Shower and drinking water filters
I get a lot of questions about water filters, but I don't know much about them. So this is just a page of my notes so far, with links to other sites if you'd like to dig deeper. Feel free to leave comments with additional information for other visitors.
Chlorine and chloramines
Different municipal water supplies will use different germicides, so if you'd like to reduce your exposure, it's useful to find out which type your utility company uses.
For utilities that use chlorine, it sounds like they aim for a few parts-per-million of chlorine at the tap. They don't want so little as to let microbes live, but not so much as to cause direct health issues. Those levels are probably in the range that many people can smell and taste, so tasting and smelling your water before and after filtration could be useful.
"Aging" water to remove chlorine and chloramines
It appears that the common technique of "aging" tap water (leaving it in an open container for a long period before use) is less convenient than you'd think: it may take days to significantly reduce chlorine levels.
Boiling the water can be more effective, with significant reductions in a couple hours for chlorine.

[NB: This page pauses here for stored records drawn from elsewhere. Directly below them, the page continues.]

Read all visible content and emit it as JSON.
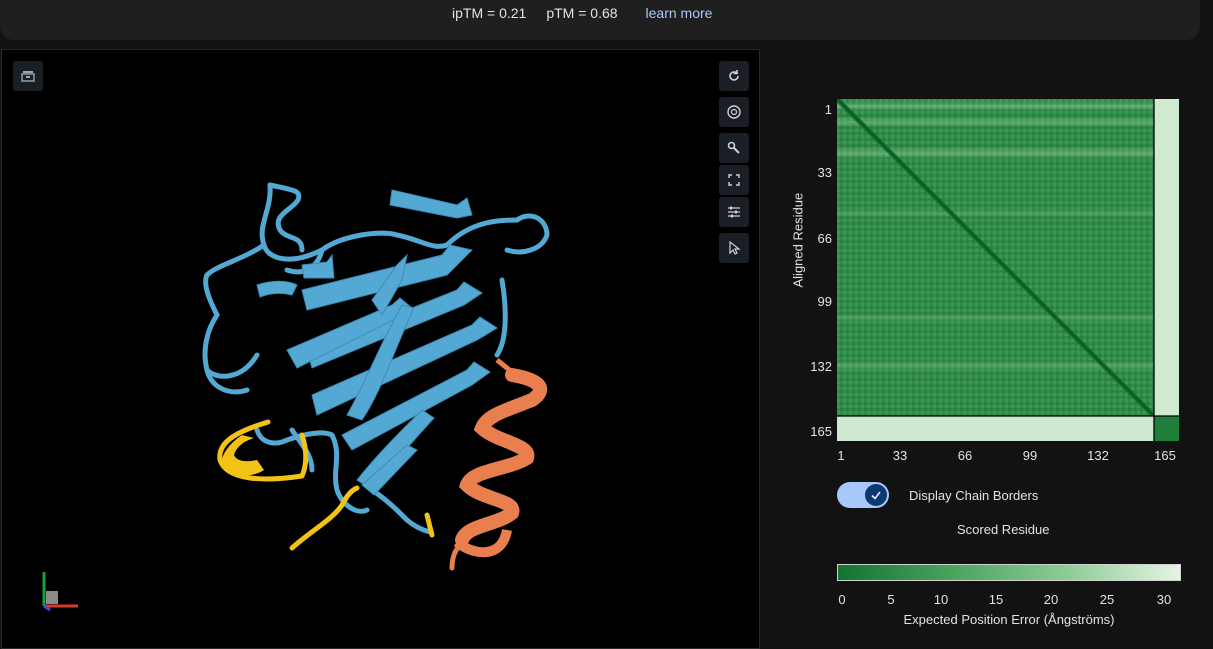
{
  "header": {
    "iptm": "ipTM = 0.21",
    "ptm": "pTM = 0.68",
    "learn_more": "learn more"
  },
  "viewer": {
    "left_button_icon": "save-view-icon",
    "tool_icons": [
      "reset-rotation-icon",
      "camera-icon",
      "wrench-icon",
      "fullscreen-icon",
      "settings-sliders-icon",
      "cursor-icon"
    ],
    "chain_colors": {
      "chain_a": "#53a9d4",
      "chain_b": "#e97f4f",
      "highlight": "#f2c316"
    }
  },
  "pae": {
    "y_axis_label": "Aligned Residue",
    "x_axis_label": "Scored Residue",
    "ticks": [
      "1",
      "33",
      "66",
      "99",
      "132",
      "165"
    ],
    "chain_break_residue": 155,
    "total_residues": 165,
    "display_chain_borders": {
      "label": "Display Chain Borders",
      "checked": true
    },
    "colorbar": {
      "ticks": [
        "0",
        "5",
        "10",
        "15",
        "20",
        "25",
        "30"
      ],
      "label": "Expected Position Error (Ångströms)",
      "min": 0,
      "max": 30,
      "color_low": "#137333",
      "color_high": "#e6f4e3"
    }
  }
}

However chloramine content might take a day or more of boiling for significant results.
There's several approaches to water testing depending on what substances you want to identify:
- Inexpensive, reusable "total dissolved solids" meters (like the TDS-EZ) give you a total PPM number for the combination of salt/metals/minerals in your water. However, that alone may not be enough to act on, because you won't know whether the solids are of the type to be concerned about. These meters are probably more useful for testing filter performance and watching for water quality changes.
- Inexpensive single-use test-at-home kits (like the First Alert WT1) tell you approximate levels of chlorine, pesticides, lead, bacteria, etc. Make sure the test kit is explicitly for drinking water, there are other types of water tests that won't have the proper sensitivity.
- More expensive mail-in tests (like the KAR Laboratories Kit90) can provide very comprehensive results.
Where should the water be filtered?
I was surprised at the idea that some of the riskiest exposure to chlorine and chloramines may be from showers and baths rather than ingestion. Chris Kresser's article and references have more information about that.
Whole-house filters are very expensive, and I don't see a strong reason to use them instead of smaller filters at the bath and tap.
It sounds like vitamin C based filters are probably the ideal option, but they're expensive. I only care about chlorine reduction (my utility company doesn't use chloramines), so I'm considering buying the Sprite HO2-WH from Amazon. It seems reasonably well-reviewed for the price, and is NSF 177 certified to reduce chlorine by at least 50%.
Drinking water filters
I haven't yet bothered to buy a drinking water filter (I don't consume much water, and already age the water I use), so I don't have any product suggestions. However, the Environmental Working Group has a large database of filters where you can choose your objectives to filter (heh) the results.